Now…about that segue…the other confusing human related behaviour that is admittedly…well confusing me now…is the lack of cooperation when it comes to trying to raise awareness of Ewing’s Sarcoma. I try to help raise awareness as the more awareness there is, the more research can be funded putting us one step closer to finding a cure. I work at raising awareness of Ewing’s Sarcoma because I want people to understand that it exists and what the symptoms are. I don’t want parents to ignore growing pains or sports injuries pain, especially if those symptoms become persistent. I simply want people to be aware that there is a possibility those complaints may be caused by something more. I write about Ewing’s Sarcoma, I try to correspond with as many newly diagnosed families as I can and I try to get the message out that they are not alone.
I don’t write this to garner attention, to seek admiration or receive a pat on the back. I toot this horn in honour of all parents who have had a child diagnosed with cancer and the brave, honest souls who stood by them throughout their ordeal. I put this out there to further acknowledge that I have people in my life who have caught on to the need of awareness when it comes to childhood cancer and I am so very thankful for them. But there is room to move and I simply wonder: why won’t more people, HELP US RAISE AWARENESS?
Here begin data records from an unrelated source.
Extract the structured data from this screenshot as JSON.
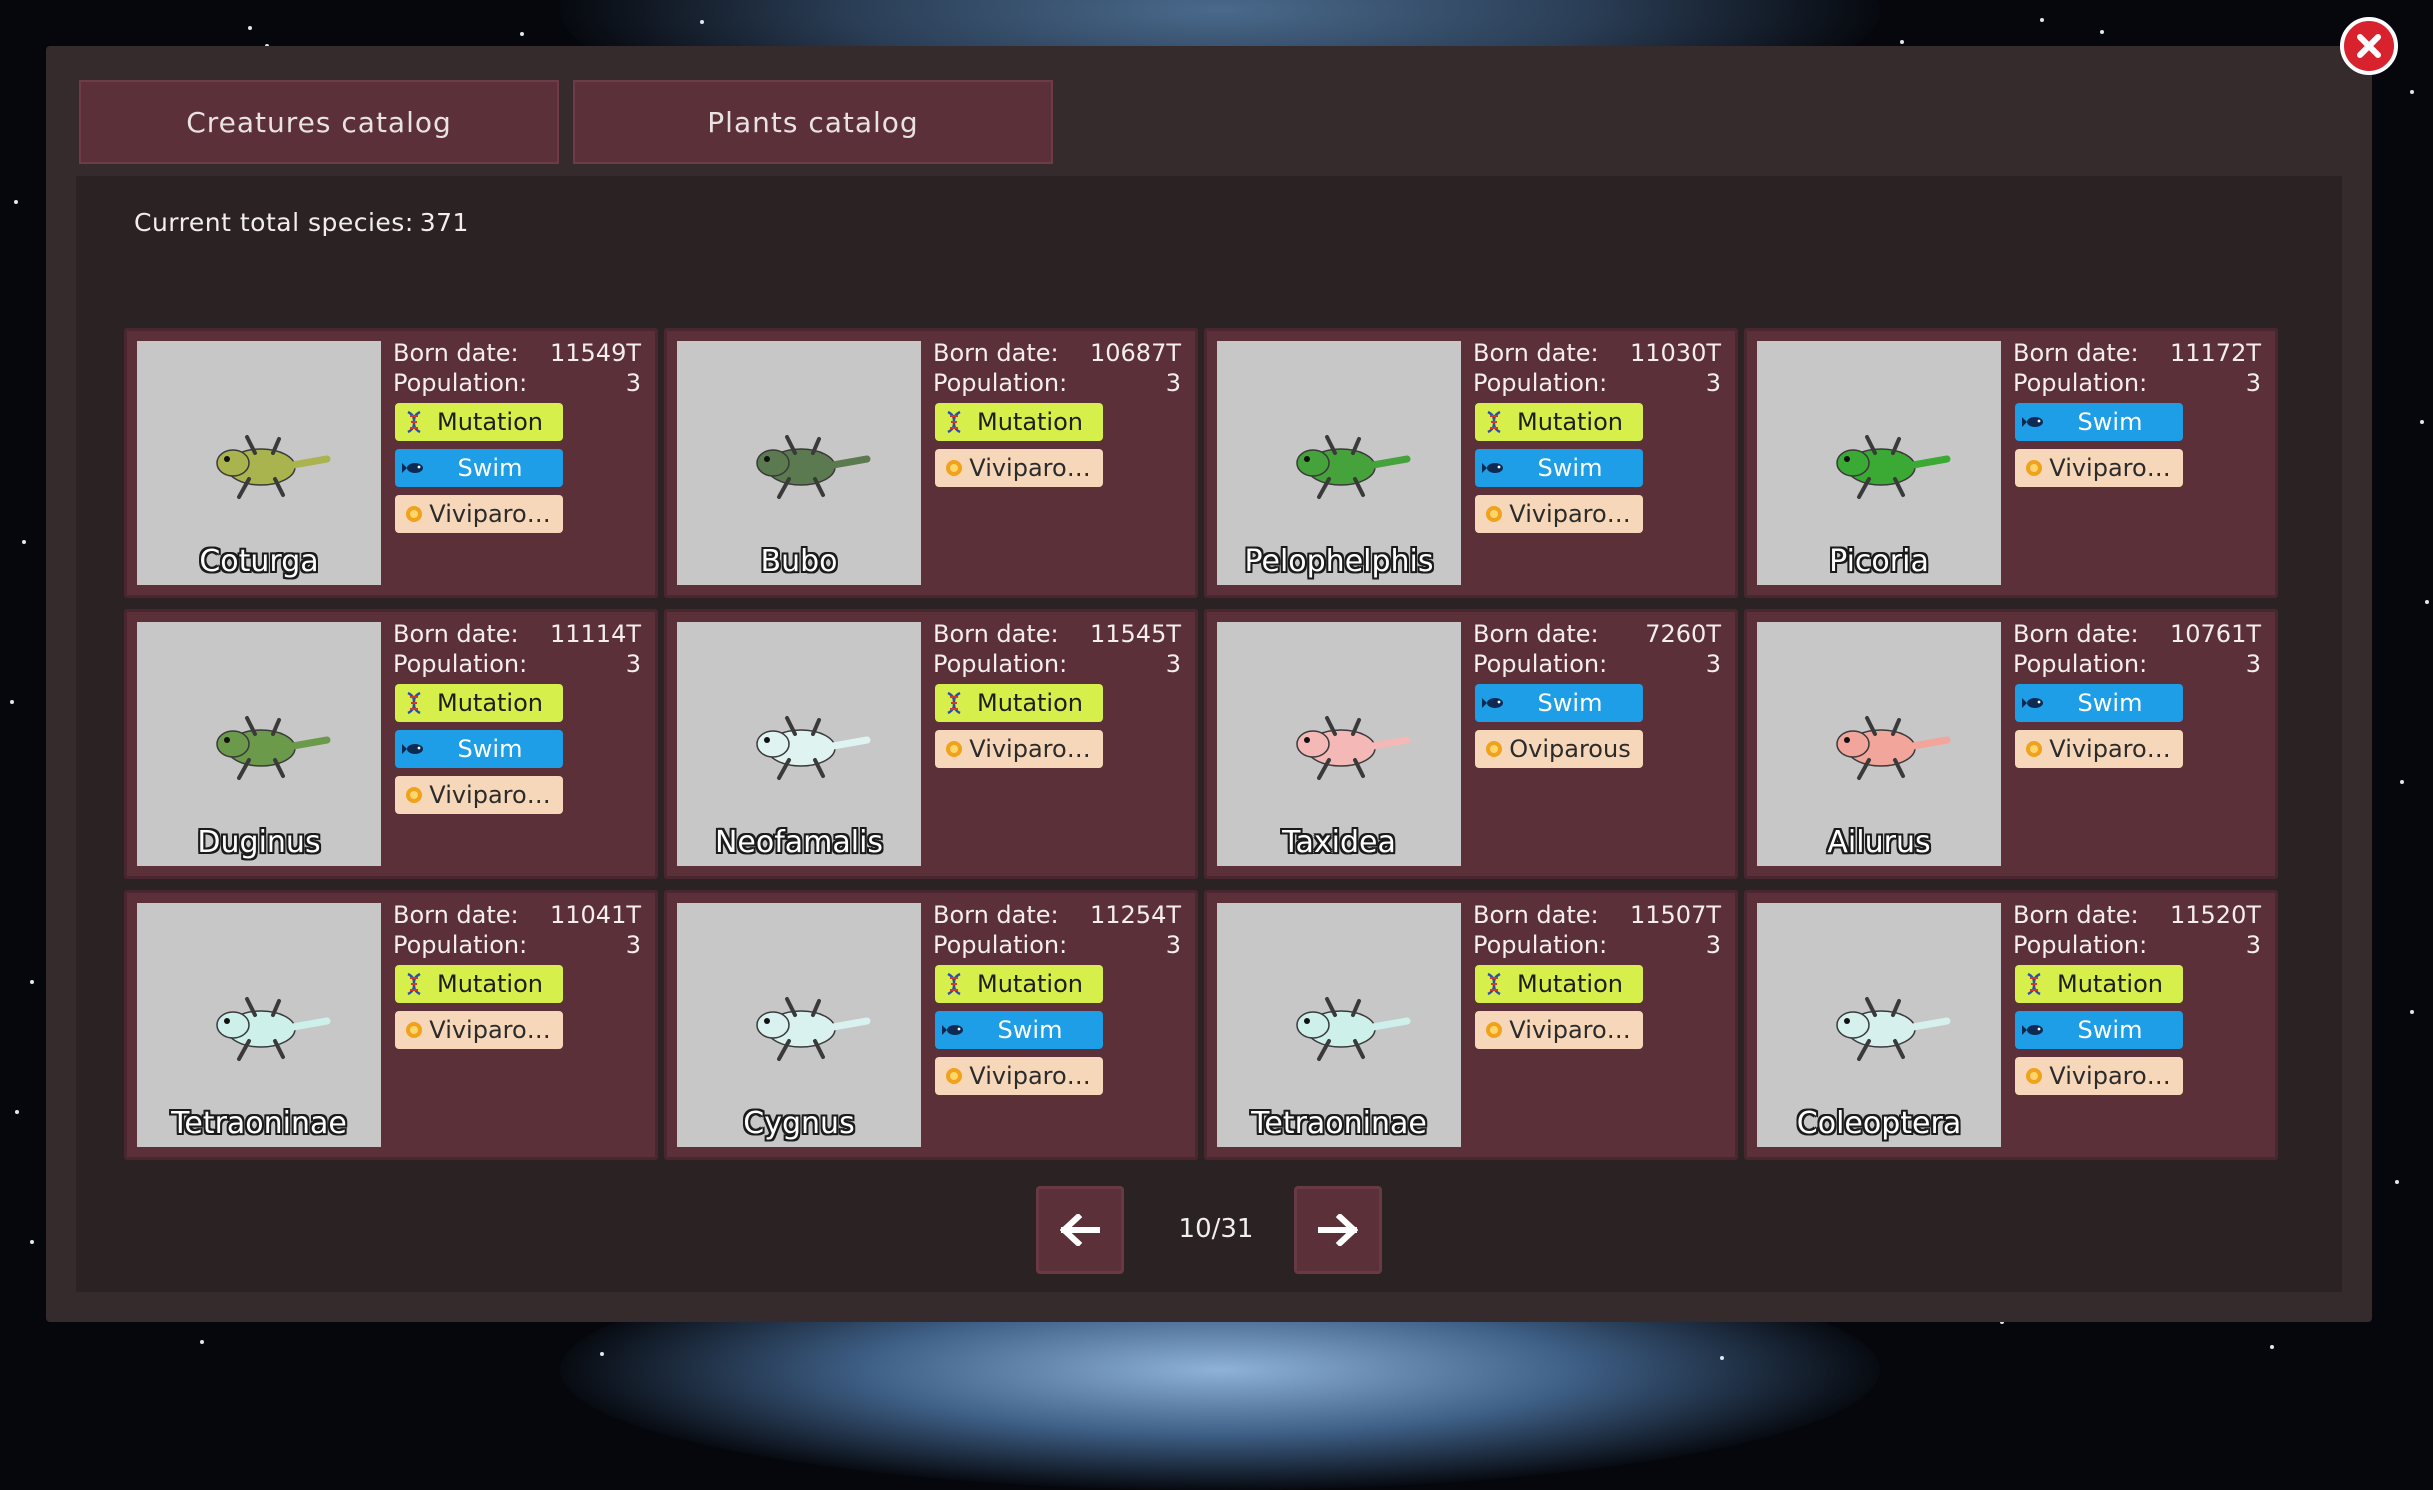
{
  "tabs": [
    {
      "label": "Creatures catalog"
    },
    {
      "label": "Plants catalog"
    }
  ],
  "summary": {
    "label": "Current total species:",
    "count": "371"
  },
  "labels": {
    "born": "Born date:",
    "population": "Population:"
  },
  "creatures": [
    {
      "name": "Coturga",
      "born": "11549T",
      "population": "3",
      "color": "#a9b44f",
      "traits": [
        "Mutation",
        "Swim",
        "Viviparo…"
      ]
    },
    {
      "name": "Bubo",
      "born": "10687T",
      "population": "3",
      "color": "#5c7a50",
      "traits": [
        "Mutation",
        "Viviparo…"
      ]
    },
    {
      "name": "Pelophelphis",
      "born": "11030T",
      "population": "3",
      "color": "#46a23a",
      "traits": [
        "Mutation",
        "Swim",
        "Viviparo…"
      ]
    },
    {
      "name": "Picoria",
      "born": "11172T",
      "population": "3",
      "color": "#3aaa34",
      "traits": [
        "Swim",
        "Viviparo…"
      ]
    },
    {
      "name": "Duginus",
      "born": "11114T",
      "population": "3",
      "color": "#6a9a4a",
      "traits": [
        "Mutation",
        "Swim",
        "Viviparo…"
      ]
    },
    {
      "name": "Neofamalis",
      "born": "11545T",
      "population": "3",
      "color": "#dff3f1",
      "traits": [
        "Mutation",
        "Viviparo…"
      ]
    },
    {
      "name": "Taxidea",
      "born": "7260T",
      "population": "3",
      "color": "#f4b9b6",
      "traits": [
        "Swim",
        "Oviparous"
      ]
    },
    {
      "name": "Ailurus",
      "born": "10761T",
      "population": "3",
      "color": "#f2a59a",
      "traits": [
        "Swim",
        "Viviparo…"
      ]
    },
    {
      "name": "Tetraoninae",
      "born": "11041T",
      "population": "3",
      "color": "#cdf0ea",
      "traits": [
        "Mutation",
        "Viviparo…"
      ]
    },
    {
      "name": "Cygnus",
      "born": "11254T",
      "population": "3",
      "color": "#d9f2ef",
      "traits": [
        "Mutation",
        "Swim",
        "Viviparo…"
      ]
    },
    {
      "name": "Tetraoninae",
      "born": "11507T",
      "population": "3",
      "color": "#cdf0ea",
      "traits": [
        "Mutation",
        "Viviparo…"
      ]
    },
    {
      "name": "Coleoptera",
      "born": "11520T",
      "population": "3",
      "color": "#d6f0ee",
      "traits": [
        "Mutation",
        "Swim",
        "Viviparo…"
      ]
    }
  ],
  "pagination": {
    "indicator": "10/31"
  },
  "icons": {
    "close": "close-icon",
    "prev": "arrow-left-icon",
    "next": "arrow-right-icon",
    "mutation": "dna-icon",
    "swim": "fish-icon",
    "repro": "egg-icon"
  },
  "colors": {
    "card": "#5b3039",
    "mutation": "#d6ef4a",
    "swim": "#1d9ee6",
    "repro": "#f7d7b9",
    "close": "#d8232e"
  }
}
I have been shown that people can ignore the fact that kids get cancer. But why I ask? Is it because the truth hurts? Is it because they have children of their own and this whole paediatric cancer gig just hits too close to home. Are people afraid of posting about a subject such as childhood cancer because it might make their readers feel uncomfortable? OK cause reading complaints about gaining weight, not going to the gym or the fact that someone spilled the milk makes me uncomfortable. When will more people stand up and say enough is enough!?
It is as simple as liking, sharing, commenting, tweeting, pinning, emailing, insta-gramming, tagging, you-tubing, flickring, etc. No matter how the information is shared, it is usually only a matter of making that selection. A post referring to Ewing’s Sarcoma or any type of childhood cancer that is shared somehow will then go out to all the people you connect with and so on. Imagine the amount of people we can reach and the lives we could potentially help save.
As the Care Bears say..